Hua Xiansheng, vice president of Alibaba said, "China is moving very fast in developing various AI applications. In China, people are very open-minded toward AI and are willing to try new things. This is a very good attitude. So I think that’s why the AI industry is so vibrant in China."
In the meantime, there is a growing concern in the U.S. that China’s progress in AI could pose a threat to America’s decades-long supremacy in technology.
This fear has been expressed in the Trump administration's rising trade conflicts with China over intellectual property and in visa restrictions that have targeted Chinese students studying cutting-edge technologies in the U.S..
Some have called AI development in both countries a new kind of arms race.
But Tim Bajarin, president of Creative Strategies, argued that though China’s achievement in AI should be recognized, it should not be exaggerated.
"I agree that data is important, but the power to manage and create the data is equally important.
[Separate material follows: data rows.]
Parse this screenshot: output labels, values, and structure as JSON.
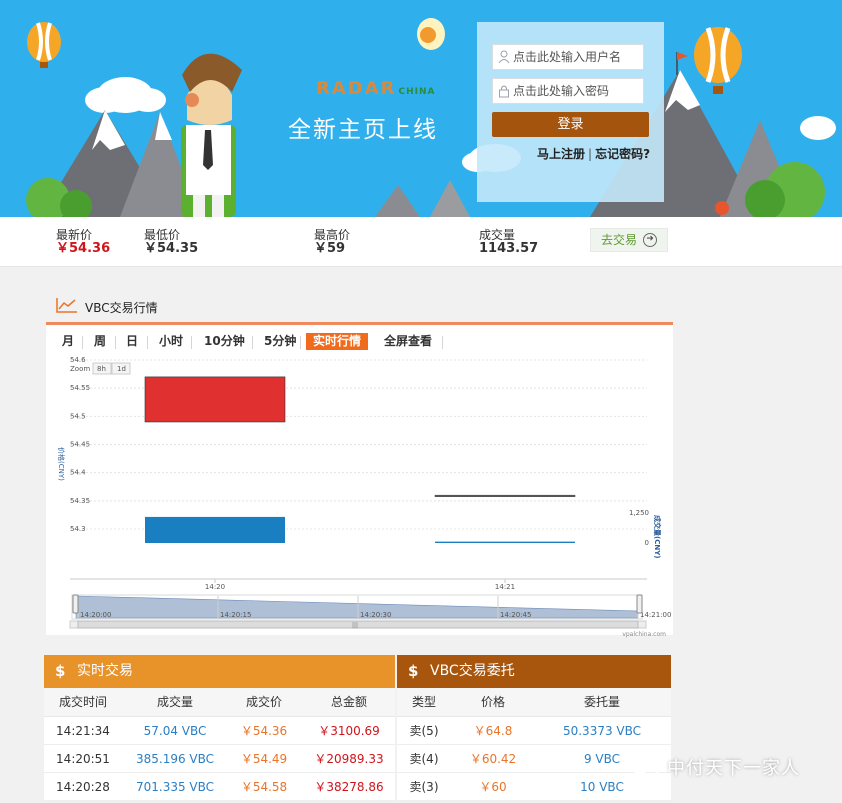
{
  "hero": {
    "brand": "RADAR",
    "brand_sub": "CHINA",
    "headline": "全新主页上线"
  },
  "login": {
    "username_placeholder": "点击此处输入用户名",
    "password_placeholder": "点击此处输入密码",
    "submit_label": "登录",
    "register_label": "马上注册",
    "separator": "|",
    "forgot_label": "忘记密码?"
  },
  "stats": {
    "latest_label": "最新价",
    "latest_value": "￥54.36",
    "low_label": "最低价",
    "low_value": "￥54.35",
    "high_label": "最高价",
    "high_value": "￥59",
    "volume_label": "成交量",
    "volume_value": "1143.57",
    "trade_label": "去交易"
  },
  "chart_section": {
    "title": "VBC交易行情",
    "tabs": [
      "月",
      "周",
      "日",
      "小时",
      "10分钟",
      "5分钟",
      "实时行情",
      "全屏查看"
    ],
    "active_tab": "实时行情",
    "zoom_label": "Zoom",
    "zoom_options": [
      "8h",
      "1d"
    ],
    "credit": "vpalchina.com"
  },
  "chart_data": {
    "type": "candlestick",
    "ylabel": "价格(CNY)",
    "y2label": "成交量(CNY)",
    "ylim": [
      54.3,
      54.6
    ],
    "y_ticks": [
      "54.6",
      "54.55",
      "54.5",
      "54.45",
      "54.4",
      "54.35",
      "54.3"
    ],
    "y2_ticks": [
      "1,250",
      "0"
    ],
    "x_ticks": [
      "14:20",
      "14:21"
    ],
    "navigator_ticks": [
      "14:20:00",
      "14:20:15",
      "14:20:30",
      "14:20:45",
      "14:21:00"
    ],
    "candles": [
      {
        "time": "14:20",
        "open": 54.57,
        "close": 54.49,
        "color": "#e03030"
      },
      {
        "time": "14:21",
        "open": 54.36,
        "close": 54.36,
        "color": "#555555"
      }
    ],
    "volume": [
      {
        "time": "14:20",
        "value": 1087,
        "color": "#1a7fc0"
      },
      {
        "time": "14:21",
        "value": 57,
        "color": "#1a7fc0"
      }
    ]
  },
  "trades": {
    "title": "实时交易",
    "header_color": "#e8922a",
    "columns": [
      "成交时间",
      "成交量",
      "成交价",
      "总金额"
    ],
    "rows": [
      [
        "14:21:34",
        "57.04 VBC",
        "￥54.36",
        "￥3100.69"
      ],
      [
        "14:20:51",
        "385.196 VBC",
        "￥54.49",
        "￥20989.33"
      ],
      [
        "14:20:28",
        "701.335 VBC",
        "￥54.58",
        "￥38278.86"
      ]
    ]
  },
  "orders": {
    "title": "VBC交易委托",
    "header_color": "#a8560e",
    "columns": [
      "类型",
      "价格",
      "委托量"
    ],
    "rows": [
      [
        "卖(5)",
        "￥64.8",
        "50.3373 VBC"
      ],
      [
        "卖(4)",
        "￥60.42",
        "9 VBC"
      ],
      [
        "卖(3)",
        "￥60",
        "10 VBC"
      ]
    ]
  },
  "watermark": "中付天下一家人"
}
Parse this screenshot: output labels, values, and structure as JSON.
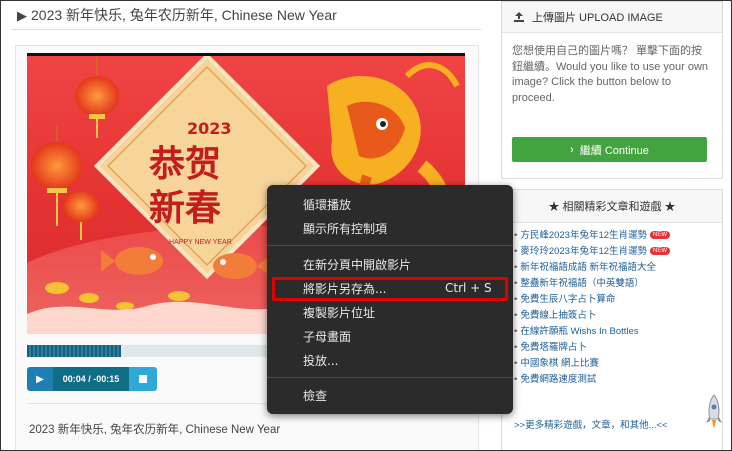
{
  "page": {
    "title": "2023 新年快乐, 兔年农历新年, Chinese New Year",
    "caption": "2023 新年快乐, 兔年农历新年, Chinese New Year"
  },
  "video": {
    "poster": {
      "year": "2023",
      "line1": "恭贺",
      "line2": "新春",
      "subtitle": "HAPPY NEW YEAR"
    },
    "time_display": "00:04 / -00:15",
    "progress_buffered_fraction": 0.39
  },
  "upload_panel": {
    "heading": "上傳圖片 UPLOAD IMAGE",
    "body": "您想使用自己的圖片嗎？ 單擊下面的按鈕繼續。Would you like to use your own image? Click the button below to proceed.",
    "button": "繼續 Continue"
  },
  "related_panel": {
    "heading": "★ 相關精彩文章和遊戲 ★",
    "items": [
      {
        "label": "方民峰2023年兔年12生肖運勢",
        "hot": "NEW"
      },
      {
        "label": "麥玲玲2023年兔年12生肖運勢",
        "hot": "NEW"
      },
      {
        "label": "新年祝福語成語 新年祝福語大全",
        "hot": ""
      },
      {
        "label": "整蠱新年祝福語（中英雙語）",
        "hot": ""
      },
      {
        "label": "免費生辰八字占卜算命",
        "hot": ""
      },
      {
        "label": "免費線上抽簽占卜",
        "hot": ""
      },
      {
        "label": "在線許願瓶 Wishs In Bottles",
        "hot": ""
      },
      {
        "label": "免費塔羅牌占卜",
        "hot": ""
      },
      {
        "label": "中國象棋 網上比賽",
        "hot": ""
      },
      {
        "label": "免費網路速度測試",
        "hot": ""
      }
    ],
    "more": ">>更多精彩遊戲，文章，和其他...<<"
  },
  "context_menu": {
    "items": [
      {
        "label": "循環播放",
        "shortcut": ""
      },
      {
        "label": "顯示所有控制項",
        "shortcut": ""
      },
      {
        "label": "在新分頁中開啟影片",
        "shortcut": ""
      },
      {
        "label": "將影片另存為...",
        "shortcut": "Ctrl + S"
      },
      {
        "label": "複製影片位址",
        "shortcut": ""
      },
      {
        "label": "子母畫面",
        "shortcut": ""
      },
      {
        "label": "投放...",
        "shortcut": ""
      },
      {
        "label": "檢查",
        "shortcut": ""
      }
    ],
    "highlighted_item": "將影片另存為..."
  },
  "colors": {
    "continue_button": "#43a43f",
    "link": "#1e5f9a",
    "menu_bg": "#2b2b2b",
    "highlight_border": "#e00000"
  }
}
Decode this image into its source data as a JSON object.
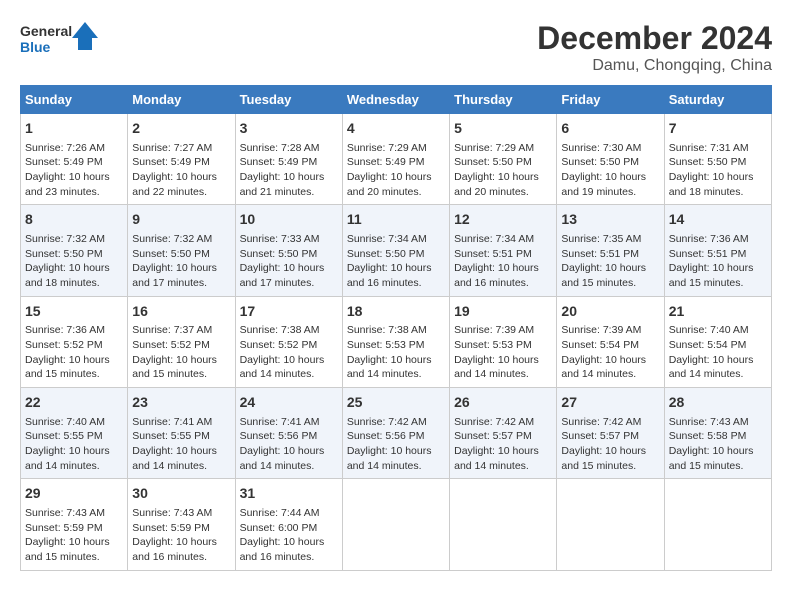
{
  "logo": {
    "line1": "General",
    "line2": "Blue"
  },
  "title": "December 2024",
  "subtitle": "Damu, Chongqing, China",
  "headers": [
    "Sunday",
    "Monday",
    "Tuesday",
    "Wednesday",
    "Thursday",
    "Friday",
    "Saturday"
  ],
  "weeks": [
    [
      {
        "day": "1",
        "info": "Sunrise: 7:26 AM\nSunset: 5:49 PM\nDaylight: 10 hours\nand 23 minutes."
      },
      {
        "day": "2",
        "info": "Sunrise: 7:27 AM\nSunset: 5:49 PM\nDaylight: 10 hours\nand 22 minutes."
      },
      {
        "day": "3",
        "info": "Sunrise: 7:28 AM\nSunset: 5:49 PM\nDaylight: 10 hours\nand 21 minutes."
      },
      {
        "day": "4",
        "info": "Sunrise: 7:29 AM\nSunset: 5:49 PM\nDaylight: 10 hours\nand 20 minutes."
      },
      {
        "day": "5",
        "info": "Sunrise: 7:29 AM\nSunset: 5:50 PM\nDaylight: 10 hours\nand 20 minutes."
      },
      {
        "day": "6",
        "info": "Sunrise: 7:30 AM\nSunset: 5:50 PM\nDaylight: 10 hours\nand 19 minutes."
      },
      {
        "day": "7",
        "info": "Sunrise: 7:31 AM\nSunset: 5:50 PM\nDaylight: 10 hours\nand 18 minutes."
      }
    ],
    [
      {
        "day": "8",
        "info": "Sunrise: 7:32 AM\nSunset: 5:50 PM\nDaylight: 10 hours\nand 18 minutes."
      },
      {
        "day": "9",
        "info": "Sunrise: 7:32 AM\nSunset: 5:50 PM\nDaylight: 10 hours\nand 17 minutes."
      },
      {
        "day": "10",
        "info": "Sunrise: 7:33 AM\nSunset: 5:50 PM\nDaylight: 10 hours\nand 17 minutes."
      },
      {
        "day": "11",
        "info": "Sunrise: 7:34 AM\nSunset: 5:50 PM\nDaylight: 10 hours\nand 16 minutes."
      },
      {
        "day": "12",
        "info": "Sunrise: 7:34 AM\nSunset: 5:51 PM\nDaylight: 10 hours\nand 16 minutes."
      },
      {
        "day": "13",
        "info": "Sunrise: 7:35 AM\nSunset: 5:51 PM\nDaylight: 10 hours\nand 15 minutes."
      },
      {
        "day": "14",
        "info": "Sunrise: 7:36 AM\nSunset: 5:51 PM\nDaylight: 10 hours\nand 15 minutes."
      }
    ],
    [
      {
        "day": "15",
        "info": "Sunrise: 7:36 AM\nSunset: 5:52 PM\nDaylight: 10 hours\nand 15 minutes."
      },
      {
        "day": "16",
        "info": "Sunrise: 7:37 AM\nSunset: 5:52 PM\nDaylight: 10 hours\nand 15 minutes."
      },
      {
        "day": "17",
        "info": "Sunrise: 7:38 AM\nSunset: 5:52 PM\nDaylight: 10 hours\nand 14 minutes."
      },
      {
        "day": "18",
        "info": "Sunrise: 7:38 AM\nSunset: 5:53 PM\nDaylight: 10 hours\nand 14 minutes."
      },
      {
        "day": "19",
        "info": "Sunrise: 7:39 AM\nSunset: 5:53 PM\nDaylight: 10 hours\nand 14 minutes."
      },
      {
        "day": "20",
        "info": "Sunrise: 7:39 AM\nSunset: 5:54 PM\nDaylight: 10 hours\nand 14 minutes."
      },
      {
        "day": "21",
        "info": "Sunrise: 7:40 AM\nSunset: 5:54 PM\nDaylight: 10 hours\nand 14 minutes."
      }
    ],
    [
      {
        "day": "22",
        "info": "Sunrise: 7:40 AM\nSunset: 5:55 PM\nDaylight: 10 hours\nand 14 minutes."
      },
      {
        "day": "23",
        "info": "Sunrise: 7:41 AM\nSunset: 5:55 PM\nDaylight: 10 hours\nand 14 minutes."
      },
      {
        "day": "24",
        "info": "Sunrise: 7:41 AM\nSunset: 5:56 PM\nDaylight: 10 hours\nand 14 minutes."
      },
      {
        "day": "25",
        "info": "Sunrise: 7:42 AM\nSunset: 5:56 PM\nDaylight: 10 hours\nand 14 minutes."
      },
      {
        "day": "26",
        "info": "Sunrise: 7:42 AM\nSunset: 5:57 PM\nDaylight: 10 hours\nand 14 minutes."
      },
      {
        "day": "27",
        "info": "Sunrise: 7:42 AM\nSunset: 5:57 PM\nDaylight: 10 hours\nand 15 minutes."
      },
      {
        "day": "28",
        "info": "Sunrise: 7:43 AM\nSunset: 5:58 PM\nDaylight: 10 hours\nand 15 minutes."
      }
    ],
    [
      {
        "day": "29",
        "info": "Sunrise: 7:43 AM\nSunset: 5:59 PM\nDaylight: 10 hours\nand 15 minutes."
      },
      {
        "day": "30",
        "info": "Sunrise: 7:43 AM\nSunset: 5:59 PM\nDaylight: 10 hours\nand 16 minutes."
      },
      {
        "day": "31",
        "info": "Sunrise: 7:44 AM\nSunset: 6:00 PM\nDaylight: 10 hours\nand 16 minutes."
      },
      {
        "day": "",
        "info": ""
      },
      {
        "day": "",
        "info": ""
      },
      {
        "day": "",
        "info": ""
      },
      {
        "day": "",
        "info": ""
      }
    ]
  ]
}
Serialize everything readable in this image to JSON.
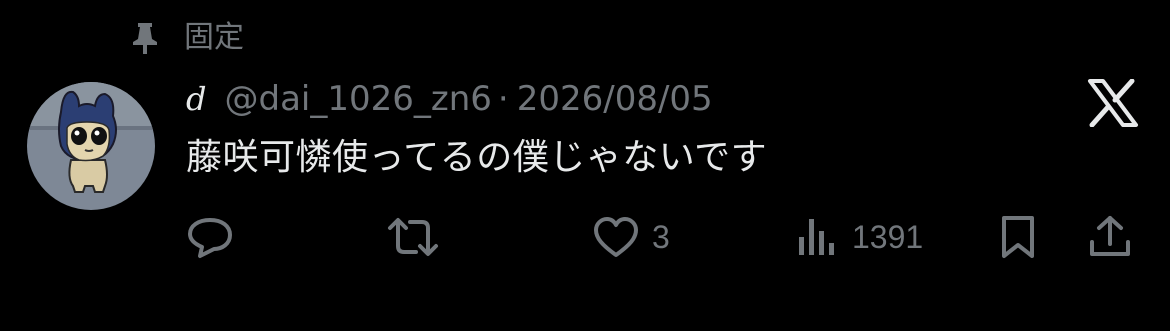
{
  "pinned": {
    "label": "固定",
    "icon": "pin-icon"
  },
  "tweet": {
    "author": {
      "display_name": "d",
      "handle": "@dai_1026_zn6"
    },
    "separator": "·",
    "date": "2026/08/05",
    "text": "藤咲可憐使ってるの僕じゃないです",
    "actions": {
      "reply": {
        "icon": "reply-icon"
      },
      "retweet": {
        "icon": "retweet-icon"
      },
      "like": {
        "icon": "heart-icon",
        "count": "3"
      },
      "views": {
        "icon": "views-icon",
        "count": "1391"
      },
      "bookmark": {
        "icon": "bookmark-icon"
      },
      "share": {
        "icon": "share-icon"
      }
    }
  },
  "brand": {
    "icon": "x-logo-icon"
  },
  "colors": {
    "background": "#000000",
    "primary_text": "#e7e9ea",
    "secondary_text": "#71767b"
  }
}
So, for example, the most powerful semiconductors that are designed for AI are still fundamentally produced here by Nvidia, IBM, and Intel."
Chinese tech leaders also hold a similar view.
According to Forrest Yao, the U.S. is still leading ahead of China in terms of the talent structure in basic research.
The AI talent training system in the U.S. has a long history and has lots of subdivisions like mathematics, statistics, machine learning, data mining and robotics.
"But in China, we only started the training system several years ago."
Although Chinese President Xi Jinping has made AI one of the central pillars of the "Made in China 2025" plan, experts say AI development in China is still driven by private companies and universities rather than by government departments.